WORK TO COMPLETE = Each record must be output exactly and in full.

###

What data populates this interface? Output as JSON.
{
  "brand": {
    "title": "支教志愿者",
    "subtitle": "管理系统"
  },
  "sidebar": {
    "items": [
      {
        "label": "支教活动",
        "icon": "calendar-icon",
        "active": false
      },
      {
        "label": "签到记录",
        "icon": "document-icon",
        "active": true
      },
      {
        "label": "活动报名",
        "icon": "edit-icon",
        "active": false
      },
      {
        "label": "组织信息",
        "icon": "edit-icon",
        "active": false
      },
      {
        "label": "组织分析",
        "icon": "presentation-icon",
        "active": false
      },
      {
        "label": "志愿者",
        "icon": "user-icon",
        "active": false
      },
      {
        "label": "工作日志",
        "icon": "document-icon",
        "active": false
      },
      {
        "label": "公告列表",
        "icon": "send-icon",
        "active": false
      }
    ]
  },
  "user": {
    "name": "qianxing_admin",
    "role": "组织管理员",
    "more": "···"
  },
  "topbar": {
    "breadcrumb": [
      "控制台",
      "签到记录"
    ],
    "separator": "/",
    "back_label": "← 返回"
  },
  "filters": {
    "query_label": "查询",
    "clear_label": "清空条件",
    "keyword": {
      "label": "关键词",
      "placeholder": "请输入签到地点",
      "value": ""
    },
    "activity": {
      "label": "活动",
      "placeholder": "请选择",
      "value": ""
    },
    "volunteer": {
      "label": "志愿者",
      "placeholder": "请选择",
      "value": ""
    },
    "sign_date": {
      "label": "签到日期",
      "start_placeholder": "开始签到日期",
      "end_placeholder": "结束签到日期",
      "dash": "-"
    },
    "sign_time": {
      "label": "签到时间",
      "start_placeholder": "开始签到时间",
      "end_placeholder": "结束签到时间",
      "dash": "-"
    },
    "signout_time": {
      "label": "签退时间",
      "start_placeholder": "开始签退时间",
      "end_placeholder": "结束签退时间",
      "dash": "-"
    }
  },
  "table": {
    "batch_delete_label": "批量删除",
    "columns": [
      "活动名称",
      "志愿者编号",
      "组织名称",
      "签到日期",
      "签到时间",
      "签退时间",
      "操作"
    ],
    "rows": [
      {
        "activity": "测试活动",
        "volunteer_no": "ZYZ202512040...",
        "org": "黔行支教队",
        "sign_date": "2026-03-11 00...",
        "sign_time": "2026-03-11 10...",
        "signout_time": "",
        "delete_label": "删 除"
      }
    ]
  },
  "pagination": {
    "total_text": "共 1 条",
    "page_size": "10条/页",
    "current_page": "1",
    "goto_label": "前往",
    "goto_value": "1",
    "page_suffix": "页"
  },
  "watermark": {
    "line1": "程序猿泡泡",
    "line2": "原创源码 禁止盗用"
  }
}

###

SOLUTION TO THIS EXERCISE =
What data populates this interface? Output as JSON.
{
  "brand": {
    "title": "支教志愿者",
    "subtitle": "管理系统"
  },
  "sidebar": {
    "items": [
      {
        "label": "支教活动",
        "icon": "calendar-icon",
        "active": false
      },
      {
        "label": "签到记录",
        "icon": "document-icon",
        "active": true
      },
      {
        "label": "活动报名",
        "icon": "edit-icon",
        "active": false
      },
      {
        "label": "组织信息",
        "icon": "edit-icon",
        "active": false
      },
      {
        "label": "组织分析",
        "icon": "presentation-icon",
        "active": false
      },
      {
        "label": "志愿者",
        "icon": "user-icon",
        "active": false
      },
      {
        "label": "工作日志",
        "icon": "document-icon",
        "active": false
      },
      {
        "label": "公告列表",
        "icon": "send-icon",
        "active": false
      }
    ]
  },
  "user": {
    "name": "qianxing_admin",
    "role": "组织管理员",
    "more": "···"
  },
  "topbar": {
    "breadcrumb": [
      "控制台",
      "签到记录"
    ],
    "separator": "/",
    "back_label": "← 返回"
  },
  "filters": {
    "query_label": "查询",
    "clear_label": "清空条件",
    "keyword": {
      "label": "关键词",
      "placeholder": "请输入签到地点",
      "value": ""
    },
    "activity": {
      "label": "活动",
      "placeholder": "请选择",
      "value": ""
    },
    "volunteer": {
      "label": "志愿者",
      "placeholder": "请选择",
      "value": ""
    },
    "sign_date": {
      "label": "签到日期",
      "start_placeholder": "开始签到日期",
      "end_placeholder": "结束签到日期",
      "dash": "-"
    },
    "sign_time": {
      "label": "签到时间",
      "start_placeholder": "开始签到时间",
      "end_placeholder": "结束签到时间",
      "dash": "-"
    },
    "signout_time": {
      "label": "签退时间",
      "start_placeholder": "开始签退时间",
      "end_placeholder": "结束签退时间",
      "dash": "-"
    }
  },
  "table": {
    "batch_delete_label": "批量删除",
    "columns": [
      "活动名称",
      "志愿者编号",
      "组织名称",
      "签到日期",
      "签到时间",
      "签退时间",
      "操作"
    ],
    "rows": [
      {
        "activity": "测试活动",
        "volunteer_no": "ZYZ202512040...",
        "org": "黔行支教队",
        "sign_date": "2026-03-11 00...",
        "sign_time": "2026-03-11 10...",
        "signout_time": "",
        "delete_label": "删 除"
      }
    ]
  },
  "pagination": {
    "total_text": "共 1 条",
    "page_size": "10条/页",
    "current_page": "1",
    "goto_label": "前往",
    "goto_value": "1",
    "page_suffix": "页"
  },
  "watermark": {
    "line1": "程序猿泡泡",
    "line2": "原创源码 禁止盗用"
  }
}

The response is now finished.